Cotton touted as country’s future key economic driver

Harvesting cotton in a farm. As Kenya gears up for the adoption of genetically modified (Bt) cotton, there is a potential production of 420,000 bales.


Despite cotton farming grinding to a halt in many parts of the country, the industry has been identified as an important future economic driver.

According to the Agriculture and Food Authority, cotton growing in Kenya can support up to 200,000 farmers.

Just 30,000 are growing cotton. Only 21,000 hectares are under cotton production (572 kilogrammes per hectare) while the country has a production potential of 400,000 hectares, according to the authority.

This is despite the fact that cotton has a high demand.

Only 21,000 bales of lint are produced annually against a demand of 140,000, Mr Dickson Kibata of the Fibre Crops Directorate, said in Nairobi.

As the country gears up for the adoption of genetically modified (Bt) cotton before the end of the year, there is a potential production of 420,000 bales, he said.

“Adoption of Bt cotton is expected to lower the cost of production by 40 per cent,” Mr Kibata said.
Bt cotton withstands pests and diseases and is of high quality.

Given that cotton production has gone down because of pests, diseases, poor management of the industry and changed weather patterns, the introduction of biotechnology is sweet music to the ears of thousands of farmers who abandoned the crop.

In 2017, for example, only 20,717 hectares were put under cotton, down from 28,700 in 2016.

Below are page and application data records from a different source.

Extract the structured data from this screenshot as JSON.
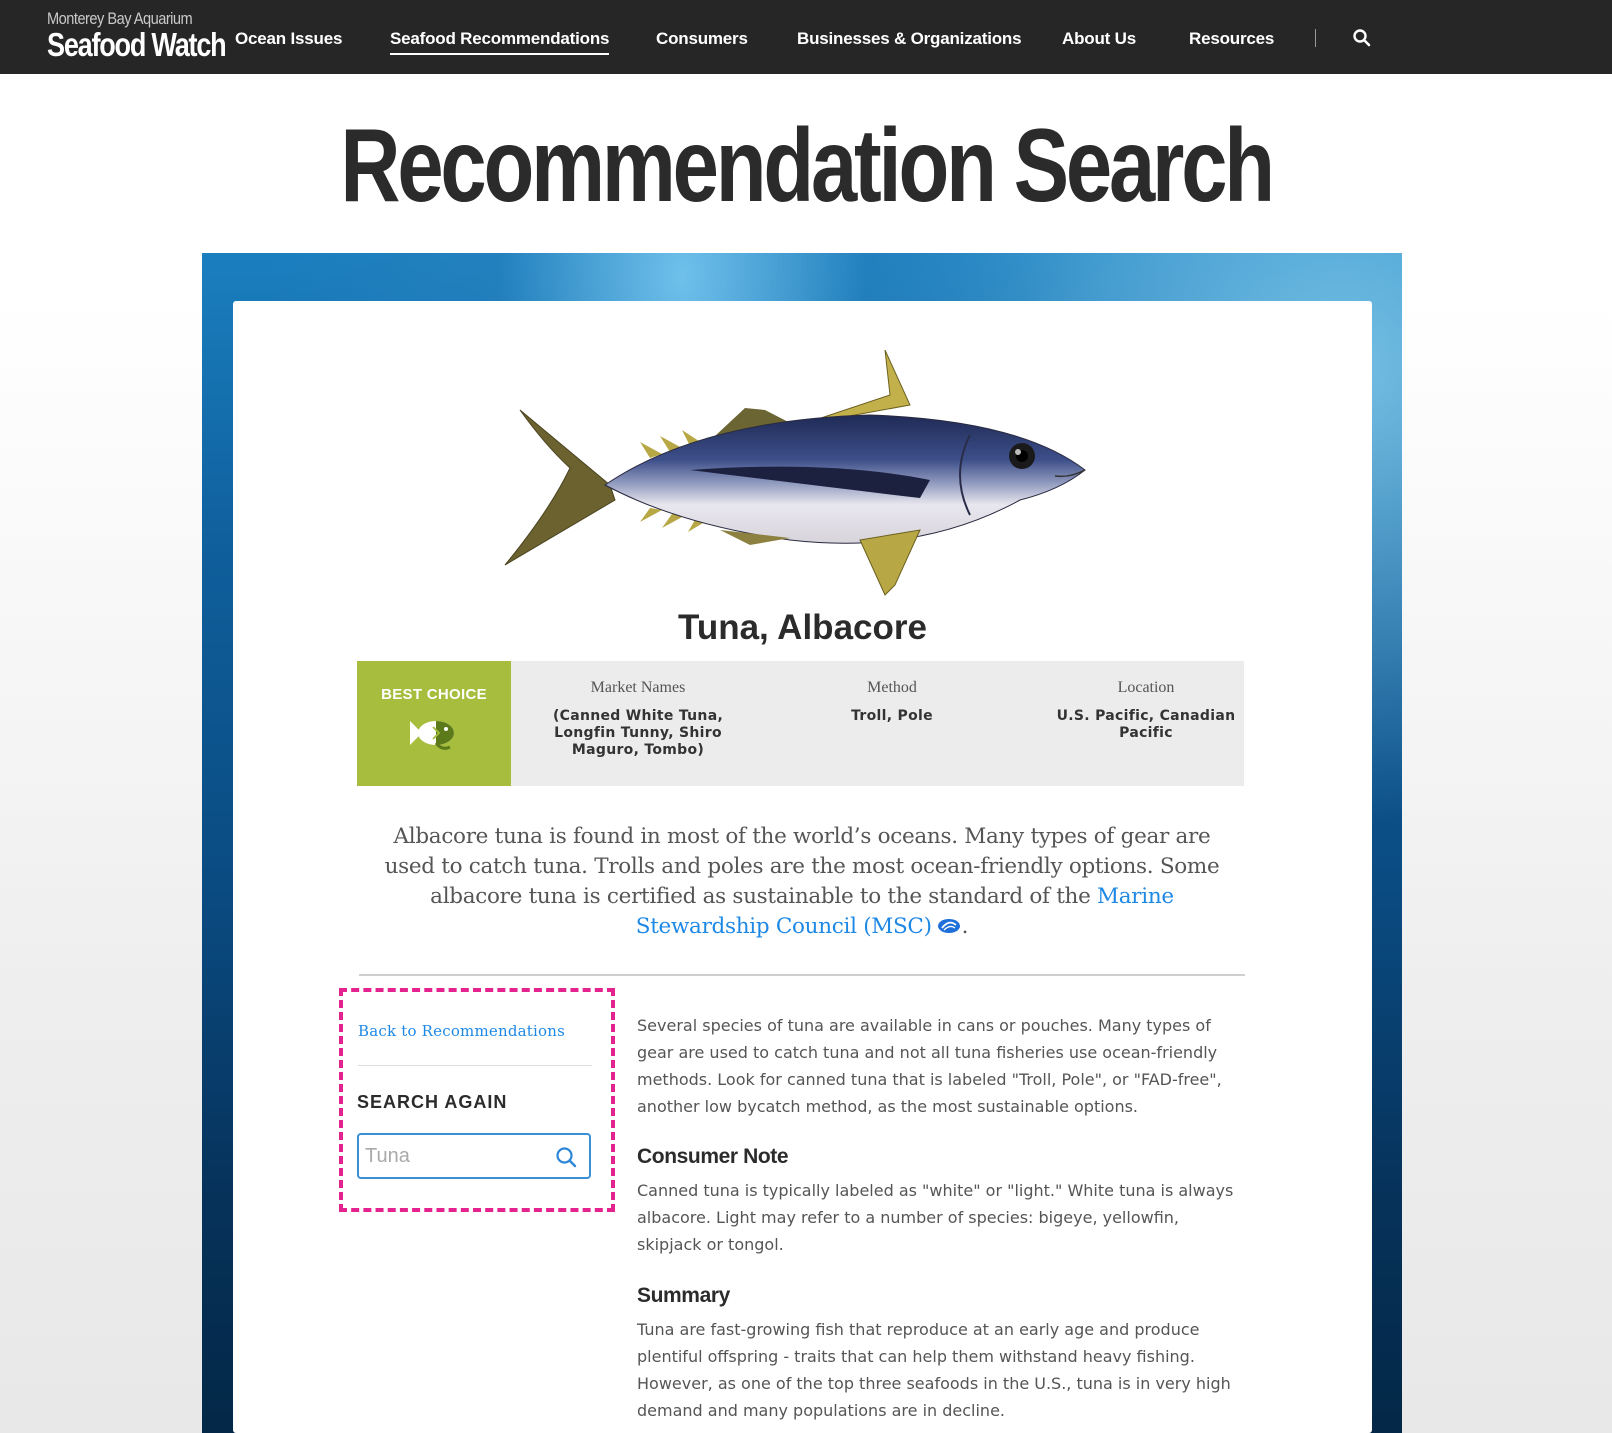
{
  "nav": {
    "logo_top": "Monterey Bay Aquarium",
    "logo_main": "Seafood Watch",
    "links": [
      {
        "label": "Ocean Issues"
      },
      {
        "label": "Seafood Recommendations",
        "active": true
      },
      {
        "label": "Consumers"
      },
      {
        "label": "Businesses & Organizations"
      },
      {
        "label": "About Us"
      },
      {
        "label": "Resources"
      }
    ],
    "search_icon": "search-icon"
  },
  "page": {
    "title": "Recommendation Search"
  },
  "species": {
    "name": "Tuna, Albacore",
    "image_icon": "albacore-tuna-illustration",
    "rating": {
      "label": "BEST CHOICE",
      "color": "#a6bd3d",
      "icon": "fish-icon"
    },
    "columns": [
      {
        "label": "Market Names",
        "value": "(Canned White Tuna, Longfin Tunny, Shiro Maguro, Tombo)"
      },
      {
        "label": "Method",
        "value": "Troll, Pole"
      },
      {
        "label": "Location",
        "value": "U.S. Pacific, Canadian Pacific"
      }
    ],
    "intro_text": "Albacore tuna is found in most of the world’s oceans. Many types of gear are used to catch tuna. Trolls and poles are the most ocean-friendly options. Some albacore tuna is certified as sustainable to the standard of the ",
    "intro_link": "Marine Stewardship Council (MSC)",
    "intro_end": "."
  },
  "sidebar": {
    "back_link": "Back to Recommendations",
    "search_heading": "SEARCH AGAIN",
    "search_placeholder": "Tuna"
  },
  "content": {
    "paragraph": "Several species of tuna are available in cans or pouches. Many types of gear are used to catch tuna and not all tuna fisheries use ocean-friendly methods. Look for canned tuna that is labeled \"Troll, Pole\", or \"FAD-free\", another low bycatch method, as the most sustainable options.",
    "consumer_note_heading": "Consumer Note",
    "consumer_note": "Canned tuna is typically labeled as \"white\" or \"light.\" White tuna is always albacore. Light may refer to a number of species: bigeye, yellowfin, skipjack or tongol.",
    "summary_heading": "Summary",
    "summary": "Tuna are fast-growing fish that reproduce at an early age and produce plentiful offspring - traits that can help them withstand heavy fishing. However, as one of the top three seafoods in the U.S., tuna is in very high demand and many populations are in decline."
  },
  "colors": {
    "nav_bg": "#262626",
    "link": "#1e88e5",
    "highlight_dash": "#e5238f"
  }
}
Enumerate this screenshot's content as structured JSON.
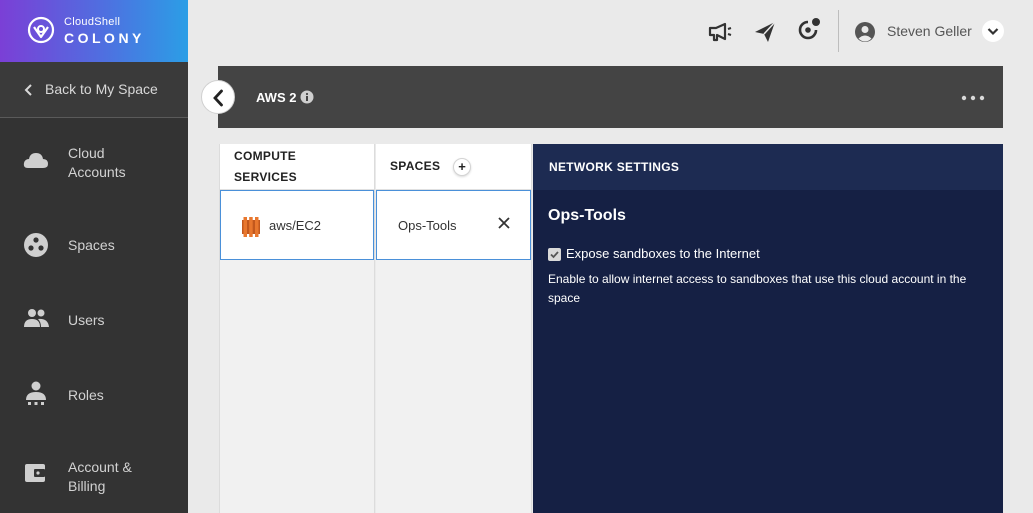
{
  "brand": {
    "sub": "CloudShell",
    "main": "COLONY"
  },
  "sidebar": {
    "back_label": "Back to My Space",
    "items": [
      {
        "label": "Cloud Accounts",
        "icon": "cloud-icon"
      },
      {
        "label": "Spaces",
        "icon": "spaces-icon"
      },
      {
        "label": "Users",
        "icon": "users-icon"
      },
      {
        "label": "Roles",
        "icon": "roles-icon"
      },
      {
        "label": "Account & Billing",
        "icon": "wallet-icon"
      }
    ]
  },
  "topbar": {
    "icons": [
      "megaphone-icon",
      "send-icon",
      "notifications-icon"
    ],
    "user_name": "Steven Geller"
  },
  "header": {
    "title": "AWS 2"
  },
  "columns": {
    "compute": {
      "heading": "COMPUTE SERVICES",
      "item": "aws/EC2"
    },
    "spaces": {
      "heading": "SPACES",
      "item": "Ops-Tools"
    }
  },
  "network": {
    "heading": "NETWORK SETTINGS",
    "title": "Ops-Tools",
    "checkbox_label": "Expose sandboxes to the Internet",
    "checkbox_checked": true,
    "description": "Enable to allow internet access to sandboxes that use this cloud account in the space"
  },
  "colors": {
    "sidebar_bg": "#333333",
    "header_bg": "#444444",
    "panel_bg": "#152044",
    "accent_border": "#4a90d9",
    "aws_orange": "#e8772e"
  }
}
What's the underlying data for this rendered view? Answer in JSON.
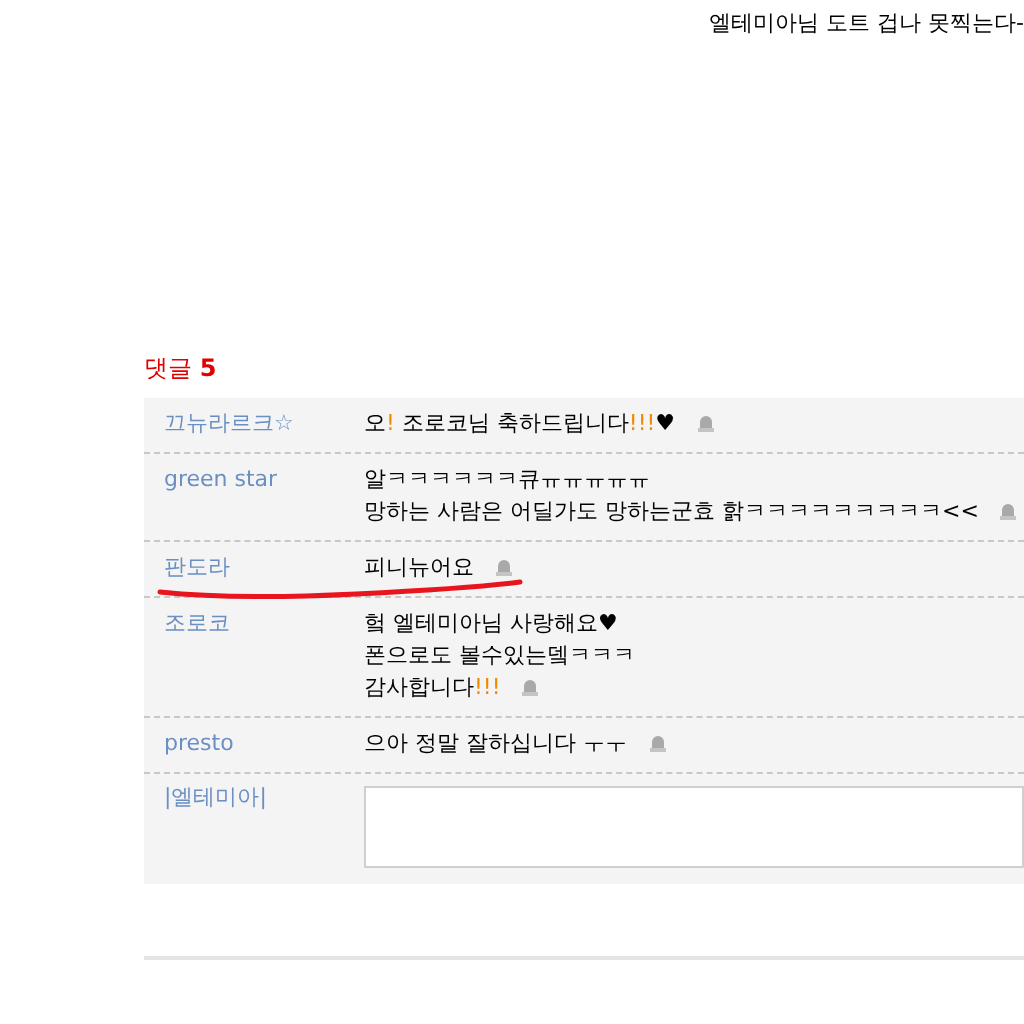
{
  "post_title": "엘테미아님 도트 겁나 못찍는다-",
  "comments_heading": "댓글 **5**",
  "comments": [
    {
      "author": "끄뉴라르크☆",
      "lines": [
        [
          {
            "text": "오",
            "accent": false
          },
          {
            "text": "!",
            "accent": true
          },
          {
            "text": " 조로코님 축하드립니다",
            "accent": false
          },
          {
            "text": "!!!",
            "accent": true
          },
          {
            "text": "♥",
            "accent": false
          }
        ]
      ],
      "highlighted": false
    },
    {
      "author": "green star",
      "lines": [
        [
          {
            "text": "알ㅋㅋㅋㅋㅋㅋ큐ㅠㅠㅠㅠㅠ",
            "accent": false
          }
        ],
        [
          {
            "text": "망하는 사람은 어딜가도 망하는군효 핡ㅋㅋㅋㅋㅋㅋㅋㅋㅋ<<",
            "accent": false
          }
        ]
      ],
      "highlighted": false
    },
    {
      "author": "판도라",
      "lines": [
        [
          {
            "text": "피니뉴어요",
            "accent": false
          }
        ]
      ],
      "highlighted": true
    },
    {
      "author": "조로코",
      "lines": [
        [
          {
            "text": "헠 엘테미아님 사랑해요♥",
            "accent": false
          }
        ],
        [
          {
            "text": "폰으로도 볼수있는뎈ㅋㅋㅋ",
            "accent": false
          }
        ],
        [
          {
            "text": "감사합니다",
            "accent": false
          },
          {
            "text": "!!!",
            "accent": true
          }
        ]
      ],
      "highlighted": false
    },
    {
      "author": "presto",
      "lines": [
        [
          {
            "text": "으아 정말 잘하십니다 ㅜㅜ",
            "accent": false
          }
        ]
      ],
      "highlighted": false
    }
  ],
  "reply_form": {
    "author": "|엘테미아|"
  }
}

Twenty one counties produce cotton. They include Kitui, Machakos, Makueni, Isiolo, Embu Tana River, Taita-Taveta, Kwale, Kilifi and Lamu.

Already, the Horticulture Research Institute has started national performance trials of Bt cotton in Kisumu after the National Environmental Management Authority gave the green light.


“Cotton has a long value chain, from production, ginning, spinning, weaving, garment and non apparel making as well as production in peripheral industries such as oil, animal feed and production of sanitary wares,” Mr Kibata said.

Despite the huge economic potential of cotton, only five ginneries out of 23 are working countrywide. Nyanza has one operational ginnery, Eastern three while Rift Valley has one.

“The total installed annual ginning capacity of ginneries is 140,000 bales. The combined available operating ginning capacity is 70,000 bales at full capacity for six months,” Mr Kibata added.

He advised county governments to establish revolving funds to facilitate the buying of seed.

“One of the main challenges the country faces is lack of quality seeds and a high cost of production,” he said.

“Cotton production has been affected by high energy costs, low competitiveness, lack of subsidies, poor technology, competition from cheap imports, inadequate quality seed, poor management of pests and diseases, inefficient marketing channels and rain fed farming,” the Director of Horticulture Research Institute and the principal investigator of Bt cotton Charles Waruturu, said.

He added that through production of this type of cotton, Kenya can increase income in the textile industry from Sh3.5 billion to Sh2 trillion by 2022.

“The country can create 500,000 cotton jobs and 100,000 new jobs in cloth making,” Dr Waruturu said.

“Pest control takes 32 per cent of all production costs, persistent use of synthetic pesticides is expensive, destroys beneficial arthropods and induces pesticide resistance.”
~ Nation Media Group

Skip to toolbar